yes the planet and "life" would endure. thats really not saying much after the hundred or more years of a radiation cloud and maybe a few hundred thousand year ice age. there could be some fish chilling out under all that ice near a hot spring which could survive. but uh. thats it.Really go look at the super volcanos video I posted people it all there. Caldera eruptions linked to yellow stone hot spot happen roughly once every every million years are so. It is caused by a hotspot just like the Hawaiian one that made those island. As near as can be determined there is no indication that hotspots ever burnout. They are a near permanent factor like the contents and probably more permanent actually. Contents pass over them and they cause caldera eruptions on land and less violent eruptions at sea generally because of the thickness of crust.
It not the end of the world if one goes off. It would be the end the world as we currently see it. But life and planet will survive just as it has during the thousand are so previous caldera eruptions.
You're vastly overestimating the impact of such an eruption on a global scale. Yellowstone already has erupted in the past. In fact, in some cases so recently that humans were on the planet and larger mega eruptions when hominids were around. They've actually found geologic evidence of the ash zone. It literally covers like half the US and was over a meter thick hundreds of miles from the location. But keep in mind that it didn't cause any massive ELE of note. It's not like 90% of mammals or whatever went extinct.
Here's a historical context
Sulfur does fuck up the atmosphere to be sure. In fact, that is partially why the non-avian dinosaur killing asteroid was so bad...it struck directly on a location that released a FUCKLOAD of sulfur and put it high into the atmosphere.
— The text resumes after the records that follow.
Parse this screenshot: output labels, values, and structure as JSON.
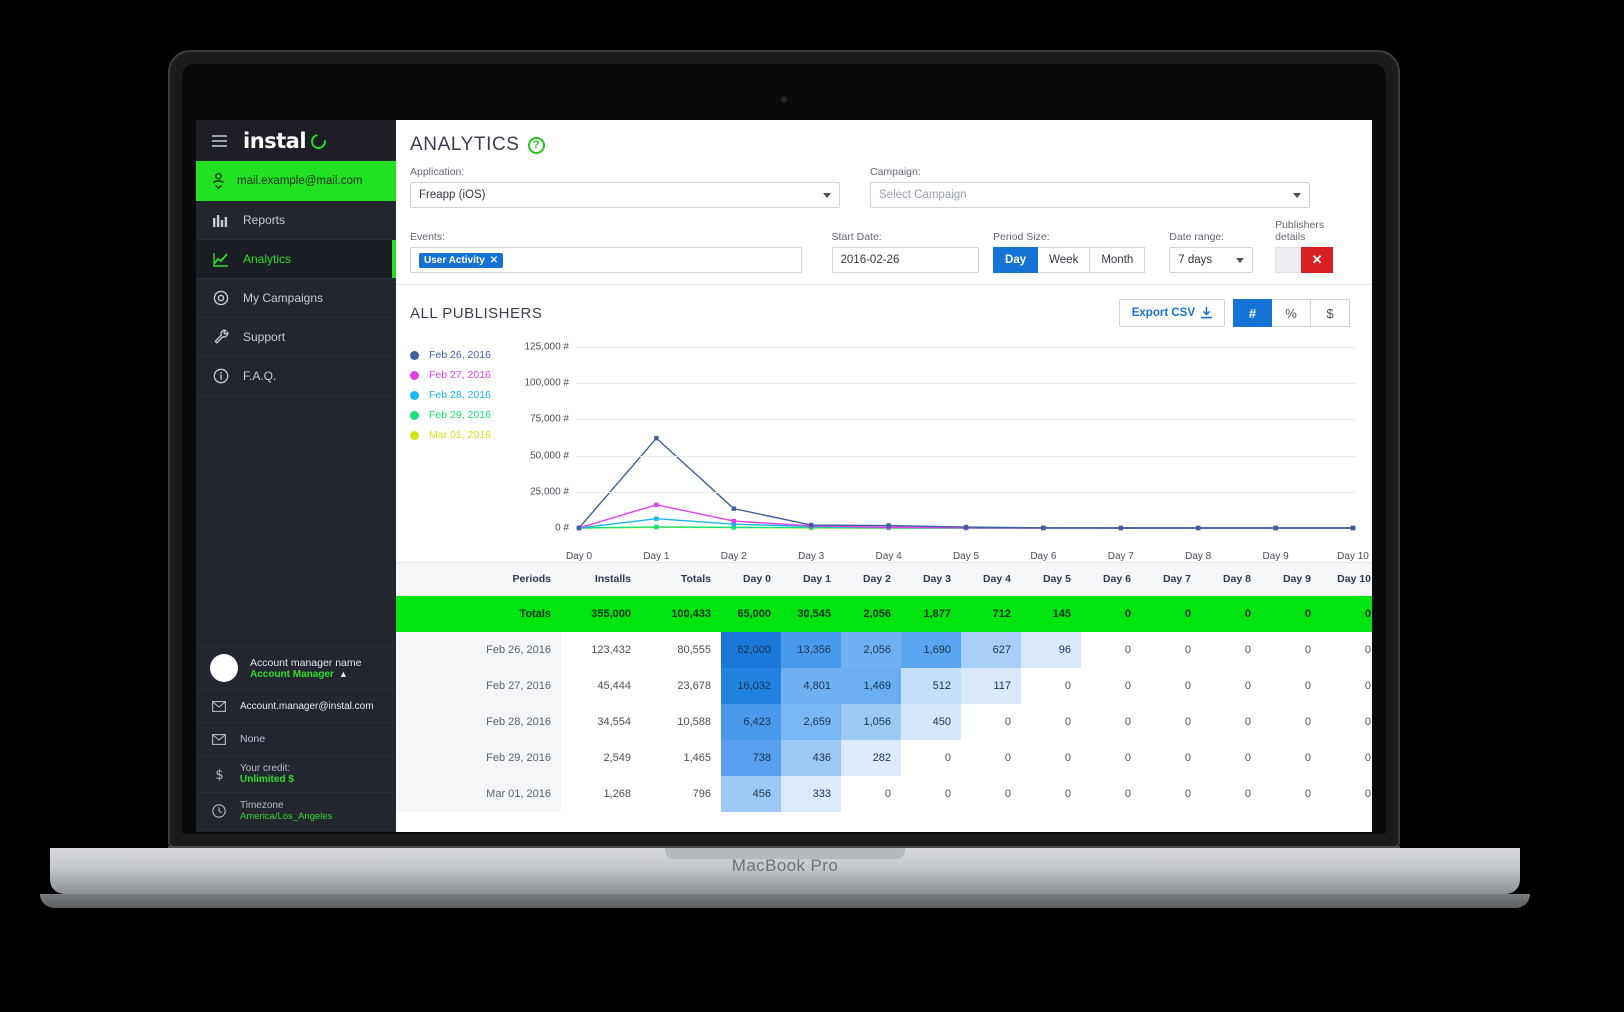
{
  "device": {
    "label": "MacBook Pro"
  },
  "sidebar": {
    "logo_text": "instal",
    "account_email": "mail.example@mail.com",
    "items": [
      {
        "label": "Reports",
        "icon": "bar-chart-icon",
        "active": false
      },
      {
        "label": "Analytics",
        "icon": "line-chart-icon",
        "active": true
      },
      {
        "label": "My Campaigns",
        "icon": "target-icon",
        "active": false
      },
      {
        "label": "Support",
        "icon": "wrench-icon",
        "active": false
      },
      {
        "label": "F.A.Q.",
        "icon": "info-icon",
        "active": false
      }
    ],
    "account_manager": {
      "name": "Account manager name",
      "role": "Account Manager",
      "email": "Account.manager@instal.com",
      "secondary": "None",
      "credit_label": "Your credit:",
      "credit_value": "Unlimited $",
      "timezone_label": "Timezone",
      "timezone_value": "America/Los_Angeles"
    }
  },
  "header": {
    "title": "ANALYTICS",
    "help": "?"
  },
  "filters": {
    "application_label": "Application:",
    "application_value": "Freapp (iOS)",
    "campaign_label": "Campaign:",
    "campaign_placeholder": "Select Campaign",
    "events_label": "Events:",
    "events_tags": [
      "User Activity"
    ],
    "start_date_label": "Start Date:",
    "start_date_value": "2016-02-26",
    "period_size_label": "Period Size:",
    "period_sizes": [
      "Day",
      "Week",
      "Month"
    ],
    "period_size_selected": "Day",
    "date_range_label": "Date range:",
    "date_range_value": "7 days",
    "publishers_details_label": "Publishers details"
  },
  "section": {
    "title": "ALL PUBLISHERS",
    "export_label": "Export CSV",
    "units": [
      "#",
      "%",
      "$"
    ],
    "unit_selected": "#"
  },
  "colors": {
    "brand_green": "#22e022",
    "totals_green": "#00e510",
    "accent_blue": "#1673d6",
    "danger_red": "#d81f21"
  },
  "chart_data": {
    "type": "line",
    "title": "",
    "xlabel": "",
    "ylabel": "",
    "ylim": [
      0,
      125000
    ],
    "yticks": [
      0,
      25000,
      50000,
      75000,
      100000,
      125000
    ],
    "ytick_labels": [
      "0 #",
      "25,000 #",
      "50,000 #",
      "75,000 #",
      "100,000 #",
      "125,000 #"
    ],
    "grid": true,
    "legend_position": "left",
    "x": [
      "Day 0",
      "Day 1",
      "Day 2",
      "Day 3",
      "Day 4",
      "Day 5",
      "Day 6",
      "Day 7",
      "Day 8",
      "Day 9",
      "Day 10"
    ],
    "series": [
      {
        "name": "Feb 26, 2016",
        "color": "#3f5f9e",
        "values": [
          0,
          62000,
          13356,
          2056,
          1690,
          627,
          96,
          0,
          0,
          0,
          0
        ]
      },
      {
        "name": "Feb 27, 2016",
        "color": "#e040e8",
        "values": [
          0,
          16032,
          4801,
          1469,
          512,
          117,
          0,
          0,
          0,
          0,
          0
        ]
      },
      {
        "name": "Feb 28, 2016",
        "color": "#1ab6f0",
        "values": [
          0,
          6423,
          2659,
          1056,
          450,
          0,
          0,
          0,
          0,
          0,
          0
        ]
      },
      {
        "name": "Feb 29, 2016",
        "color": "#18e07a",
        "values": [
          0,
          738,
          436,
          282,
          0,
          0,
          0,
          0,
          0,
          0,
          0
        ]
      },
      {
        "name": "Mar 01, 2016",
        "color": "#d4e21a",
        "values": [
          0,
          456,
          333,
          0,
          0,
          0,
          0,
          0,
          0,
          0,
          0
        ]
      }
    ]
  },
  "table": {
    "columns": [
      "Periods",
      "Installs",
      "Totals",
      "Day 0",
      "Day 1",
      "Day 2",
      "Day 3",
      "Day 4",
      "Day 5",
      "Day 6",
      "Day 7",
      "Day 8",
      "Day 9",
      "Day 10"
    ],
    "totals_row": [
      "Totals",
      "355,000",
      "100,433",
      "65,000",
      "30,545",
      "2,056",
      "1,877",
      "712",
      "145",
      "0",
      "0",
      "0",
      "0",
      "0"
    ],
    "rows": [
      {
        "cells": [
          "Feb 26, 2016",
          "123,432",
          "80,555",
          "62,000",
          "13,356",
          "2,056",
          "1,690",
          "627",
          "96",
          "0",
          "0",
          "0",
          "0",
          "0"
        ],
        "heat": [
          null,
          null,
          null,
          "#1b78d8",
          "#4a9aec",
          "#6fb0f2",
          "#5aa5ef",
          "#a8cff7",
          "#d9e9fc",
          null,
          null,
          null,
          null,
          null
        ]
      },
      {
        "cells": [
          "Feb 27, 2016",
          "45,444",
          "23,678",
          "16,032",
          "4,801",
          "1,469",
          "512",
          "117",
          "0",
          "0",
          "0",
          "0",
          "0",
          "0"
        ],
        "heat": [
          null,
          null,
          null,
          "#2282e0",
          "#6fb0f2",
          "#6aaef1",
          "#c5dffb",
          "#d9e9fc",
          null,
          null,
          null,
          null,
          null,
          null
        ]
      },
      {
        "cells": [
          "Feb 28, 2016",
          "34,554",
          "10,588",
          "6,423",
          "2,659",
          "1,056",
          "450",
          "0",
          "0",
          "0",
          "0",
          "0",
          "0",
          "0"
        ],
        "heat": [
          null,
          null,
          null,
          "#4a9aec",
          "#7bb7f4",
          "#9dc9f6",
          "#d5e7fc",
          null,
          null,
          null,
          null,
          null,
          null,
          null
        ]
      },
      {
        "cells": [
          "Feb 29, 2016",
          "2,549",
          "1,465",
          "738",
          "436",
          "282",
          "0",
          "0",
          "0",
          "0",
          "0",
          "0",
          "0",
          "0"
        ],
        "heat": [
          null,
          null,
          null,
          "#589fee",
          "#9dc9f6",
          "#dbeafd",
          null,
          null,
          null,
          null,
          null,
          null,
          null,
          null
        ]
      },
      {
        "cells": [
          "Mar 01, 2016",
          "1,268",
          "796",
          "456",
          "333",
          "0",
          "0",
          "0",
          "0",
          "0",
          "0",
          "0",
          "0",
          "0"
        ],
        "heat": [
          null,
          null,
          null,
          "#9dc9f6",
          "#dbeafd",
          null,
          null,
          null,
          null,
          null,
          null,
          null,
          null,
          null
        ]
      }
    ]
  }
}
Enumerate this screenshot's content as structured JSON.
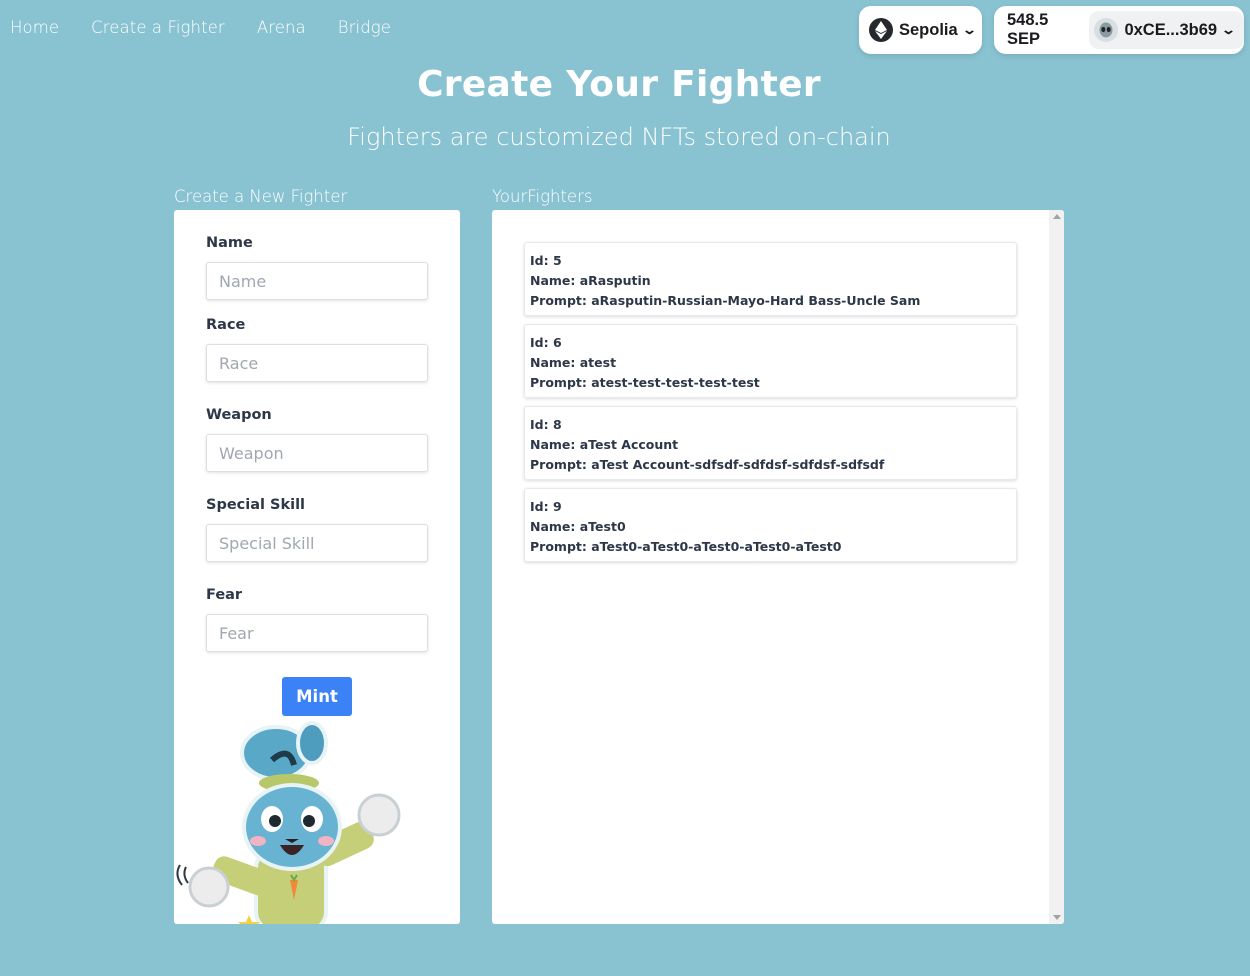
{
  "nav": {
    "items": [
      "Home",
      "Create a Fighter",
      "Arena",
      "Bridge"
    ]
  },
  "wallet": {
    "network": "Sepolia",
    "network_icon": "ethereum-icon",
    "balance": "548.5 SEP",
    "address": "0xCE...3b69",
    "avatar_icon": "alien-avatar-icon"
  },
  "hero": {
    "title": "Create Your Fighter",
    "subtitle": "Fighters are customized NFTs stored on-chain"
  },
  "form": {
    "section_label": "Create a New Fighter",
    "fields": [
      {
        "label": "Name",
        "placeholder": "Name"
      },
      {
        "label": "Race",
        "placeholder": "Race"
      },
      {
        "label": "Weapon",
        "placeholder": "Weapon"
      },
      {
        "label": "Special Skill",
        "placeholder": "Special Skill"
      },
      {
        "label": "Fear",
        "placeholder": "Fear"
      }
    ],
    "submit_label": "Mint"
  },
  "fighters": {
    "section_label": "YourFighters",
    "items": [
      {
        "id": "Id: 5",
        "name": "Name: aRasputin",
        "prompt": "Prompt: aRasputin-Russian-Mayo-Hard Bass-Uncle Sam"
      },
      {
        "id": "Id: 6",
        "name": "Name: atest",
        "prompt": "Prompt: atest-test-test-test-test"
      },
      {
        "id": "Id: 8",
        "name": "Name: aTest Account",
        "prompt": "Prompt: aTest Account-sdfsdf-sdfdsf-sdfdsf-sdfsdf"
      },
      {
        "id": "Id: 9",
        "name": "Name: aTest0",
        "prompt": "Prompt: aTest0-aTest0-aTest0-aTest0-aTest0"
      }
    ]
  },
  "colors": {
    "background": "#89c3d2",
    "primary_button": "#3b82f6",
    "card": "#ffffff"
  }
}
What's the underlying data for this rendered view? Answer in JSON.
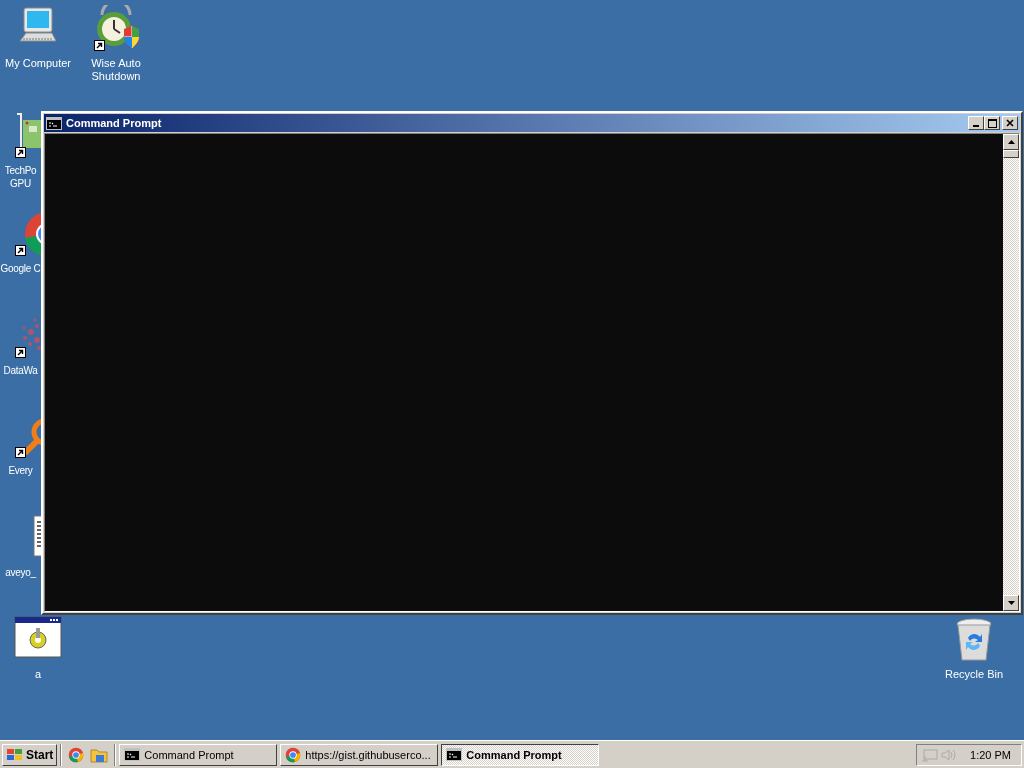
{
  "desktop": {
    "icons": [
      {
        "label": "My Computer",
        "kind": "computer",
        "shortcut": false
      },
      {
        "label": "Wise Auto\nShutdown",
        "kind": "clock",
        "shortcut": true
      },
      {
        "label": "TechPo\nGPU",
        "kind": "board",
        "shortcut": true
      },
      {
        "label": "Google C",
        "kind": "chrome",
        "shortcut": true
      },
      {
        "label": "DataWa",
        "kind": "splash",
        "shortcut": true
      },
      {
        "label": "Every",
        "kind": "magnifier",
        "shortcut": true
      },
      {
        "label": "aveyo_",
        "kind": "document",
        "shortcut": false
      },
      {
        "label": "a",
        "kind": "program",
        "shortcut": false
      },
      {
        "label": "Recycle Bin",
        "kind": "bin",
        "shortcut": false
      }
    ]
  },
  "window": {
    "title": "Command Prompt"
  },
  "taskbar": {
    "start": "Start",
    "quick_launch": [
      {
        "kind": "chrome"
      },
      {
        "kind": "folder"
      }
    ],
    "tasks": [
      {
        "label": "Command Prompt",
        "kind": "cmd",
        "selected": false
      },
      {
        "label": "https://gist.githubuserco...",
        "kind": "chrome",
        "selected": false
      },
      {
        "label": "Command Prompt",
        "kind": "cmd",
        "selected": true
      }
    ],
    "clock": "1:20 PM"
  }
}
My old paleontology professor also theorized that it may have struck in the Spring due to studies of plant fossils, because the super acid rain would have fucked up plants bad and because they used all their energy to emerge for Spring, they were less able to recover in the subsequent years (which in turn fucked up the food chain and why pretty much most land species weighing more than 50 lbs went extinct).
The Siberia Magmatraps are also theorized to have heavily caused the Permian-Triassic extinction, in conjunction with asteroid impacts. That extinct event was one of the worst in history...like 90% of all life died on the planet.